Review: Bad Rap
It’s damn near impossible to get “on” nowadays. By “on” I mean become a household name in the world of hip hop. So much competition, so many dues to pay, too many fighting for the same plate of food. You need talent of course, but more importantly since it’s a business, you need a way to sell your art to the masses so the world can digest it. Every single race on this Earth has proven that they can rap (for real, do your homework) so that’s not the issue here. The issue Bad Rap brings up is simple ones: why aren’t Asians well known for being emcees? No other chunk of rapper has had it worse than the Asian world of talent, even though they’ve been blessing the art since day one. From breaking, graffiti, DJing and rapping, the Asian community has been adding greatness to the artform for decades. It just feels way off that Asians are not recognized considering the pool of artists putting in the work.
Several artists have nearly broken the mold with MC Jin coming the closest. Jin won several freestyle battles on BET’s 106 & Park and got the attention of Ruff Ryders Entertainment landing himself a record deal, the same labeled that housed DMX. Things seemed great until he dropped a single called Learn Chinese which only reinforced stereotypes and set other Asian emcees back a bit. I am glad Bad Rap covered this chunk of Hip-Hop history because it’s crazy important to the overall theme of the film.

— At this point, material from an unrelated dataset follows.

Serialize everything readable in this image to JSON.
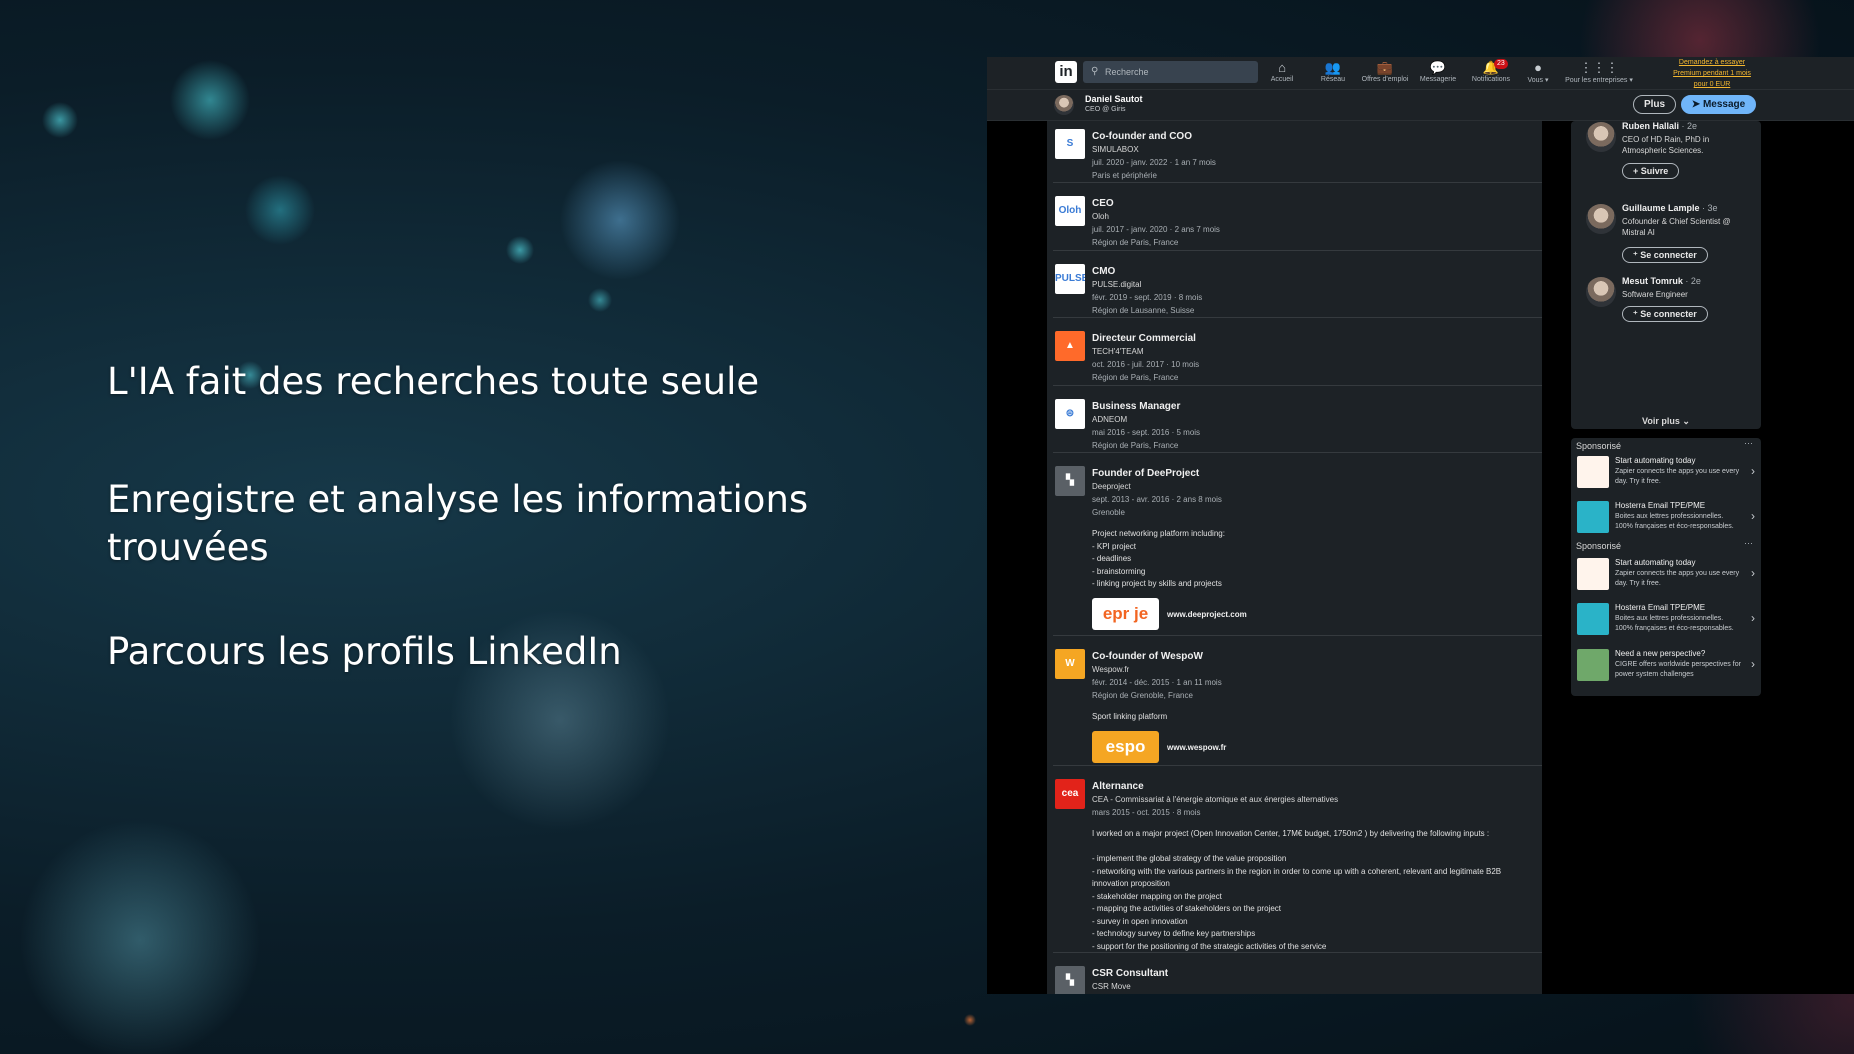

Currently, the most well known and successful Asian rapper Is Dumbfoundead. Making a name for himself in battle rap circuits, he cut through several rappers who were stupid enough to call out his ethnicity will clever wordplay and tons of charisma. Today he is still making music and touring like crazy, perfecting his live show and yet, despite all of this grinding, not a household name. What is the main obstacle preventing that? Race? Not “hard” or “tough” enough to market? Maybe both?
The film also follows three other talents each with a different vibe showcasing their creativity; Awkwafina, a 5’3”, a silly and crass female emcee with a smooth nonchalant delivery, Rekstizzy, a raunchy dude from Queens, NY with a love for making “bugged out” music and making music videos involving ass and condiments, and Lyricks, a stoic and spiritual rhymer, inspired by faith and family.
Salima Koroma's film does a great job staying on them equally allowing them to express themselves properly. We see and feel all three artist’s grind as they try their best to break further into a cutthroat industry. Candid, funny and often times sad, it’s a very real look into a rapper’s process, how it affects them and non understanding family.
Bad Rap does two things absolutely correct that help make it a good documentary. They let random producers listen to the artists and give real blunt opinions on what they’ve seen and heard. Straight to the point and brutal, but a very truthful look into industry minds. There is also a two year gap in between the interviews of the main artists and the growth and lessons learned are enlightening. It prevents the film for not being one note. The filmmakers hustled hard to make this doc come to life, a very DIY production with the help of online fundraising as well, that very same hustle matches a lot of what it happening on screen and it is quite admirable. Opening credits may need a little work, but it’s not going to stop a hip hop head from seeking this gem out on VOD day one, and getting some education on a scene they may be sleeping on.